I am not a punitive sort of person. I believe in second chances, and third, and fourth. I get that development is a process, not a destination.
That said, I’m getting really sick of my kids doing the same thoughtless things over and over again.
- They ask to eat in the living room, and I ask them to please be careful, and to clean up after themselves, but still I find bowls of (dry) cereal on the floor, and ice-cream sandwich wrappers by the Wii.
- They ask to use the markers in their room, and I remind them about the markers that I had to throw out, and the sheets I had to wash, because markers dried out before or after turning solids into prints. Yet I still find uncapped, dried out markers on their floor, and find spots of color where I wish I didn’t.
- They use anything and everything for pretend play, which I am completely good with, except then they either hit me with it, or leave it on the floor where I trip over it, or where it could get broken.
I always say that “I guess I won’t be able to let you do that again”, and perhaps take away the object or privilege for a while, then I get an apology, then I give them another chance, then they invariably do the exact same thing again. And again. And AGAIN.
Certainly, I could not let them have that second, third, or hundredth chance. I could take and box away the toys they’ve left in the bathroom sink every single day of the last week. I could give them lengthy time outs. I could spank them. I could deny them other privileges. I could yell. I could stand over them until they comply.
I could deny them the chance to appreciate and internalize the values of order, non-violence, and personal accountability. I could teach them that rules are made by the strong so that they can control the weak. I could tell them that they are obviously incapable of changing their ways until some arbitrary period of time has passed, and deny them the chance to set and meet goals for their own behavior. I could begrudge them the chance to work out and discuss logical compromises and alternate solutions. I could express to them that clean floors and complete sets of markers are more important to me than are their autonomy, creative self-expression, and opportunities to try again. I could tell them that an empty sink is more important than their chance to succeed. I could make sure they knew that this was MY home, and that they live here by sufferance.
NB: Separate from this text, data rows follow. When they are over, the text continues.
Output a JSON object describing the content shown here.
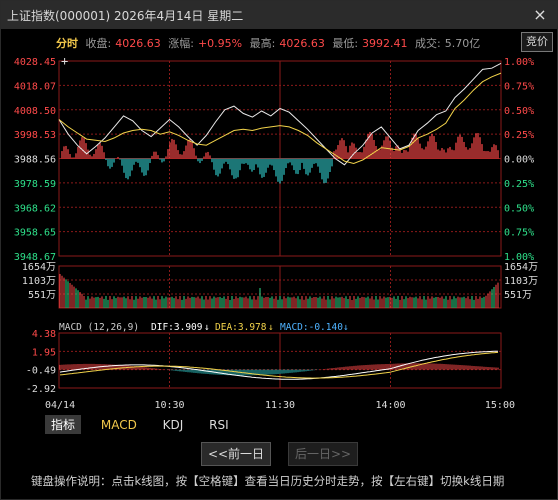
{
  "window": {
    "title": "上证指数(000001) 2026年4月14日 星期二",
    "close": "×"
  },
  "info": {
    "mode": "分时",
    "close_label": "收盘:",
    "close_value": "4026.63",
    "change_label": "涨幅:",
    "change_value": "+0.95%",
    "high_label": "最高:",
    "high_value": "4026.63",
    "low_label": "最低:",
    "low_value": "3992.41",
    "volume_label": "成交:",
    "volume_value": "5.70亿",
    "bid_button": "竞价"
  },
  "price_axis": {
    "left": [
      "4028.45",
      "4018.07",
      "4008.50",
      "3998.53",
      "3988.56",
      "3978.59",
      "3968.62",
      "3958.65",
      "3948.67"
    ],
    "right": [
      "1.00%",
      "0.75%",
      "0.50%",
      "0.25%",
      "0.00%",
      "0.25%",
      "0.50%",
      "0.75%",
      "1.00%"
    ]
  },
  "volume_axis": {
    "left": [
      "1654万",
      "1103万",
      "551万"
    ],
    "right": [
      "1654万",
      "1103万",
      "551万"
    ]
  },
  "macd": {
    "label": "MACD (12,26,9)",
    "dif": "DIF:3.909",
    "dea": "DEA:3.978",
    "macd": "MACD:-0.140",
    "axis": [
      "4.38",
      "1.95",
      "-0.49",
      "-2.92"
    ]
  },
  "time_axis": [
    "04/14",
    "10:30",
    "11:30",
    "14:00",
    "15:00"
  ],
  "indicator_tabs": [
    "指标",
    "MACD",
    "KDJ",
    "RSI"
  ],
  "nav": {
    "prev": "<<前一日",
    "next": "后一日>>"
  },
  "help_text": "键盘操作说明：点击k线图，按【空格键】查看当日历史分时走势，按【左右键】切换k线日期",
  "colors": {
    "up": "#ff4a4a",
    "down": "#2ec4c4",
    "price_line": "#e8e8e8",
    "avg_line": "#f2d34a",
    "grid": "#8b1a1a"
  },
  "chart_data": {
    "type": "line",
    "series": [
      {
        "values": [
          4004.5,
          3998.5,
          3994.0,
          3990.5,
          3993.5,
          3997.0,
          4001.5,
          4006.0,
          4004.0,
          4000.0,
          3997.5,
          4001.0,
          4004.5,
          4001.5,
          3997.5,
          3994.0,
          3998.0,
          4003.5,
          4008.5,
          4010.0,
          4007.0,
          4005.5,
          4008.0,
          4006.0,
          4009.0,
          4007.5,
          4004.0,
          4000.5,
          3996.5,
          3992.5,
          3988.5,
          3986.0,
          3990.5,
          3994.0,
          3999.0,
          4001.5,
          3997.0,
          3992.5,
          3994.0,
          4000.0,
          4003.0,
          4006.5,
          4008.0,
          4013.5,
          4017.0,
          4021.0,
          4025.0,
          4025.5,
          4027.5
        ]
      },
      {
        "values": [
          4004.5,
          4001.5,
          3999.0,
          3996.5,
          3996.0,
          3995.5,
          3997.0,
          3999.0,
          4000.0,
          4000.5,
          4000.0,
          3998.5,
          3999.5,
          3998.0,
          3996.0,
          3994.5,
          3994.0,
          3996.0,
          3998.0,
          4000.0,
          4000.5,
          4000.0,
          4001.0,
          4001.5,
          4002.0,
          4001.5,
          4000.0,
          3998.0,
          3995.0,
          3992.5,
          3990.0,
          3987.5,
          3986.5,
          3988.0,
          3990.5,
          3993.0,
          3992.5,
          3992.0,
          3993.5,
          3997.0,
          3998.5,
          4000.5,
          4003.0,
          4009.0,
          4012.5,
          4016.5,
          4020.0,
          4022.0,
          4023.5
        ]
      }
    ],
    "ylim": [
      3948.67,
      4028.45
    ],
    "grid": true
  }
}
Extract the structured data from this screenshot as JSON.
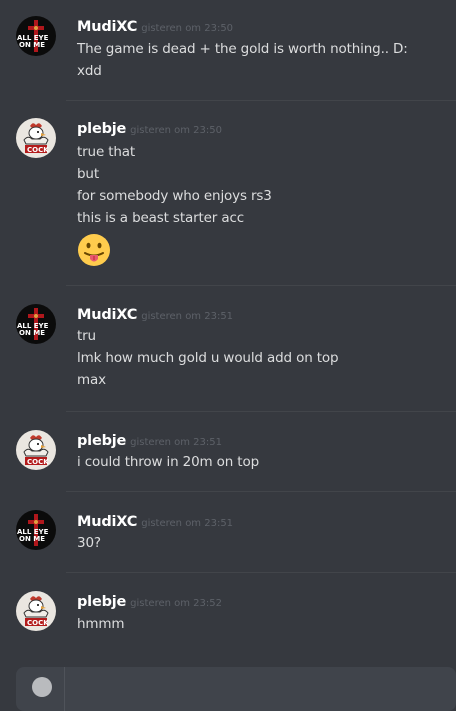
{
  "messages": [
    {
      "username": "MudiXC",
      "timestamp": "gisteren om 23:50",
      "lines": [
        "The game is dead + the gold is worth nothing.. D:",
        "xdd"
      ]
    },
    {
      "username": "plebje",
      "timestamp": "gisteren om 23:50",
      "lines": [
        "true that",
        "but",
        "for somebody who enjoys rs3",
        "this is a beast starter acc"
      ],
      "emoji": "stuck-out-tongue-emoji"
    },
    {
      "username": "MudiXC",
      "timestamp": "gisteren om 23:51",
      "lines": [
        "tru",
        "lmk how much gold u would add on top",
        "max"
      ]
    },
    {
      "username": "plebje",
      "timestamp": "gisteren om 23:51",
      "lines": [
        "i could throw in 20m on top"
      ]
    },
    {
      "username": "MudiXC",
      "timestamp": "gisteren om 23:51",
      "lines": [
        "30?"
      ]
    },
    {
      "username": "plebje",
      "timestamp": "gisteren om 23:52",
      "lines": [
        "hmmm"
      ]
    }
  ],
  "avatars": {
    "mudixc": {
      "icon": "all-eyes-on-me-cross-avatar",
      "text_top": "ALL EYE",
      "text_bottom": "ON ME",
      "accent": "#b0171c"
    },
    "plebje": {
      "icon": "muscle-rooster-avatar",
      "text": "COCK",
      "accent": "#c0392b"
    }
  },
  "colors": {
    "background": "#36393f",
    "username": "#ffffff",
    "text": "#dcddde",
    "timestamp": "#72767d",
    "divider": "#42454a",
    "composer": "#40444b"
  },
  "composer": {
    "attach_icon": "plus-circle-icon"
  }
}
I could let my kids think of themselves as failures, as prisoners, as the worst things a parent can call a child in my mind: as disappointments.
Maybe my kids see me as a push-over, letting them do things over and over again. Maybe they don’t even think about honoring my requests. Maybe they DON’T CARE if I box up their toys, or if their markers dry out, or if I send them to time out. Maybe they don’t care if they cause me pain. Maybe, on all those times I have tried to engage them in conversations about showing respect for others, oneself, and property in general; on all those times when I’ve tried logic, compassion, and actual communication, I’ve just been talking to myself. Maybe they manipulate me, giving me the apology I want, then carrying on just as they please.
But maybe not. Most days I think my kids actually ARE sorry, that they want to do better, but somehow just forgot, or got distracted by the stuff of childhood. Sometimes I observe them remembering to try to do better, to think about their actions before they do them, to watch where they are going, to clean up after themselves, to do something with their anger other than lash out. Sometimes I see them trying *to grow*.
Of the seven markers I picked up off their bedroom floor tonight, only one didn’t have a cap. Yes, they could be cleaning their room themselves, but hey, they DID get the tops back on six out of seven markers, and that’s something they wouldn’t have had the chance to do if I didn’t allow them to have the markers in their room in the first place.
I AM getting really tired of ice-cream wrappers, strewn cereal, and broken household objects. I’m tired of hearing “sorry” and seeing so little to no change in behavior, of getting hit again and again by the same little boy who doesn’t yet have better ways to express his frustration. Maybe their development into civilized human beings is going far more slowly than I’d like; maybe that progress is downright glacial some days, but I do know that they ARE getting there:
I have capped markers to prove it.